It’s that time of year again.
When shop is closed up north, and the temps keep dropping, but the beats never stop down south, where the musky fishing just keeps getting hotter.
This is the time of year to bundle up and batten down the hatches for big fish. You may have to fish through some of the smaller more virulent fish, but I’ve gotten pretty good at pricing myself out of that market over the years.
This time of year is when fish are settling into staging areas with the right criteria before staging to spawn, and the devil is in the details when it comes to even the slightest current influence or shift in temperature regime.
But make no mistake, this is the time of year you can encounter the single largest fish of your life in very predictable areas.
For one, never ever EVER leave your lighter tackle setups at home. Now more than ever, a smaller presentation even demanding spinning tackle can be the definitive element between success and failure. We’re talking finesse, be it Flicker shad, X-raps, Biwaa Divinator JR’s, Smithwick Rogues, or even wacky worms (yes, wacky worms) and having the proper combo for raw power and delicate intricacy is essential.
Any good walleye or bass spinning combo with a 20 lb braid upgrade and an American Fishing Wire tied 30 lb steel leader will do the job, but I strongly recommend checking out the Toothtamer line of rods which have some specifically designed musky spinning rods that handle some of the power tools but more of the “micro machines” than you’d possibly imagine without losing crucial rod length for figure-8s or intestinal fortitude for wrestling gorillas out of the mist.
I’ll be doing a solid in-depth review of a handful of the Toothtamer rod series very soon available through In the Spread YouTube and here as well.
On top of all that, I’ll be continuing my love affair with Roger Watter’s amazing line of musky baits that flew even under my radar for years. Trust me, he doesn’t just make the Barbarian and Hardhead.

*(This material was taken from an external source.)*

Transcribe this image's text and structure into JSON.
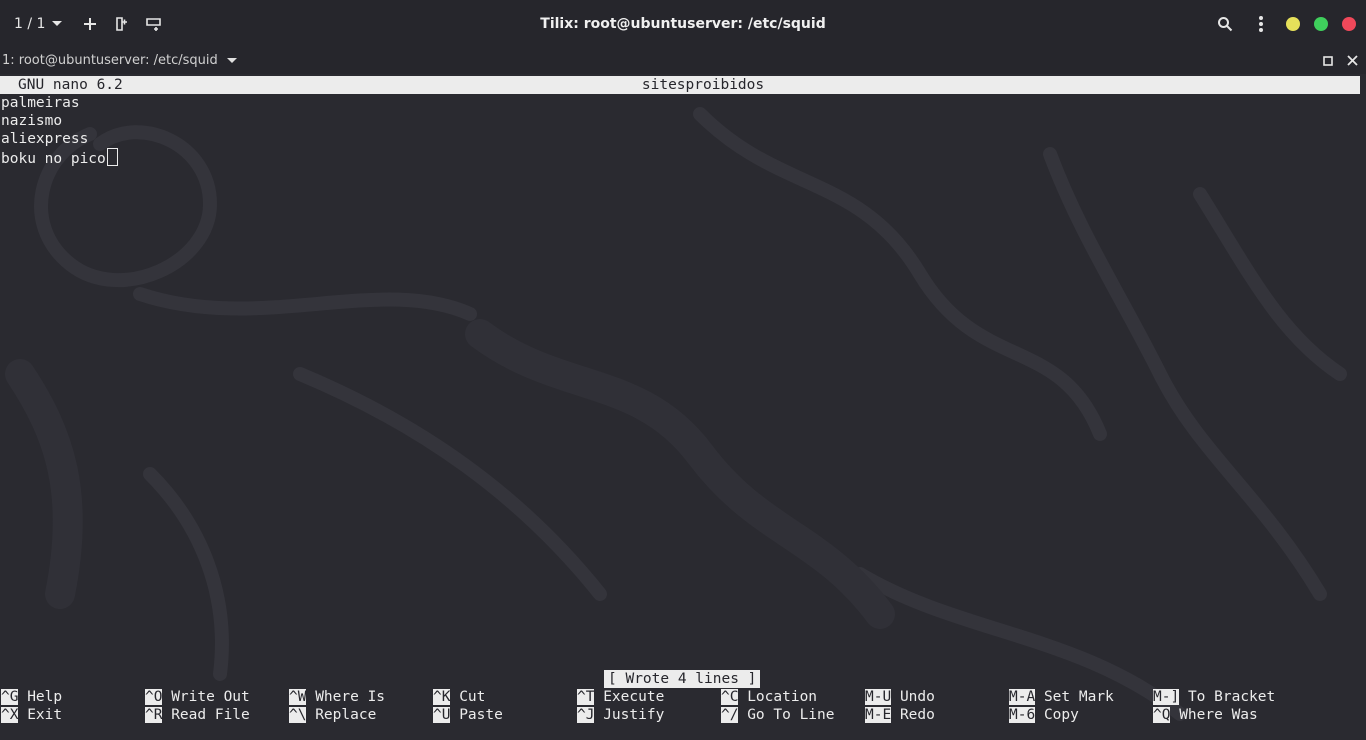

Guy is a polymath of musky lure design and we’ll be working together here on out to not only increase your awareness of these amazing tools, but also design and tweak a few more for the future.
Speaking of which, don’t forget to check out the works of William Carpenter at Carpenter Customs, the mind behind the “Quiet Pill” glider, as we continue to barrage each other with DM’s concerning new design ideas to bring to the table, and trust me, we got two that you ain’t seen before.
I’ll be doing regular blog posts here now guys, as this is my new HQ for all things musky related, southbound and beyond.
Tight lines, y’all.
-Cory Allen, the Tennessee Valley Muskie Authority